Egypt’s Christians will take part in the first mass demonstration against the country’s Muslim Brotherhood government on Friday, a statement by the Coalition of Coptic Egypt declared Wednesday.
The August 24 demonstration will call for Egypt to remain a civil state and demand the separation of Islamic influences from state institutions. It is being planned as the first large-scale protest against the new government of Prime Minister Hisham Qandil, appointed by President Mohammed Morsi and sworn in on August 2.
In its statement, the Coalition of Coptic Egypt, a grassroots umbrella organization dealing with legal issues, spelled out its list of grievances against Muslim Brotherhood President Morsi.
‘We do not wish to topple the president but want to realize the demands of the revolution,’ the group’s statement read
“There is an attempt by the Brotherhood to take control of state institutions,” Fady Youssef, founder and deputy president of the Coalition of Coptic Egypt, told the Times of Israel. “The civil character of the state is under threat.”
According to Youssef, Muslims in Egypt currently enjoy privileges which Christians do not. “Christians are oppressed and humiliated,” he said.
In early August, 130 Christian families were forced to leave their homes in the village of Dahshour, near Giza, after their houses and shops were burned by Muslims following a dispute between a Muslim and a Christian in the village.
The remedy to sectarian violence, Youssef argues, is in amending legislation that discriminates against Christians, such as a law which prohibits Christians from testifying in court and a constitutional article prohibiting Muslims from converting to Christianity.
“We do not wish to topple the president but want to realize the demands of the revolution,” the group’s statement read. “The affairs of the president must be separated from the affairs of the Muslim Brotherhood.”
‘Christians are oppressed and humiliated,’ says Fady Youssef
Although Morsi resigned from the Muslim Brotherhood upon his election as president in June, Youssef claimed that the presidency is still intimately connected to the Islamic movement.
Another longstanding demand of the Egyptian Christian community is the legislation of a “unified law on places of worship,” which will allow churches to be built with the same ease as mosques.
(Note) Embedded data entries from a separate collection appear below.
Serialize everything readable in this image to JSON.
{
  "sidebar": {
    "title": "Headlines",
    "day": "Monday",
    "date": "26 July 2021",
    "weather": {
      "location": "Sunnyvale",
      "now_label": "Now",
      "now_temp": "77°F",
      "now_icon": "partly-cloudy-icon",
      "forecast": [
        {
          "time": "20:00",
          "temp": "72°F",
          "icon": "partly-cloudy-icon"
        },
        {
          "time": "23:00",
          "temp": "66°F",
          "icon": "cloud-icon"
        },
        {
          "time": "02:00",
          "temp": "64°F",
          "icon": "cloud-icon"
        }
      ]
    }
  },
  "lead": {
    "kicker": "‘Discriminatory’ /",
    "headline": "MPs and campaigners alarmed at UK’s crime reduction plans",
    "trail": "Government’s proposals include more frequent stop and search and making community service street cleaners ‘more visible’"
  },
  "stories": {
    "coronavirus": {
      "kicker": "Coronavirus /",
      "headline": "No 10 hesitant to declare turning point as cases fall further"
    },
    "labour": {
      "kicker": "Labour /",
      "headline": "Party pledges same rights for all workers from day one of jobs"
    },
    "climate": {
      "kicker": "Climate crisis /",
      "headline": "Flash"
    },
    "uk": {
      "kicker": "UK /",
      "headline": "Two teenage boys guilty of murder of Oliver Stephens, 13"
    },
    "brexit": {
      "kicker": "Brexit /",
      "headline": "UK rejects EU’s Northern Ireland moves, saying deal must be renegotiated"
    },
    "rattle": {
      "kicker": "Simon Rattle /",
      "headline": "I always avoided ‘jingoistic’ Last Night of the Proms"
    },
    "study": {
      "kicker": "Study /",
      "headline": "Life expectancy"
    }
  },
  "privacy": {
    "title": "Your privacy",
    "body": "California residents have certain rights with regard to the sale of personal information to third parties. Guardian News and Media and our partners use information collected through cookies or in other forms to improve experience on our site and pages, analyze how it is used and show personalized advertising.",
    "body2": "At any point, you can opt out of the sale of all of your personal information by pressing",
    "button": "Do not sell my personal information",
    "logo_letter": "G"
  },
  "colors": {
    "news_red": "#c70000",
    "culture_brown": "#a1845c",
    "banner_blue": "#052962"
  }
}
The government has agreed on the need for new legislation, Youssef said, but the law has not been promoted.
“Today, you need the governor’s permission to renovate the bathroom in a church,” Youssef said. Christians comprise some 10% of Egypt’s 85 million citizens.
A number of opposition parties have announced they would not participate in the August 24 demonstration.
“Those who call for this gathering refuse an Islamic president, even if he was elected by the will of the people,” Yahya Abul Hassan, a member of the liberal Wasat party, told Al-Ahram news website Wednesday.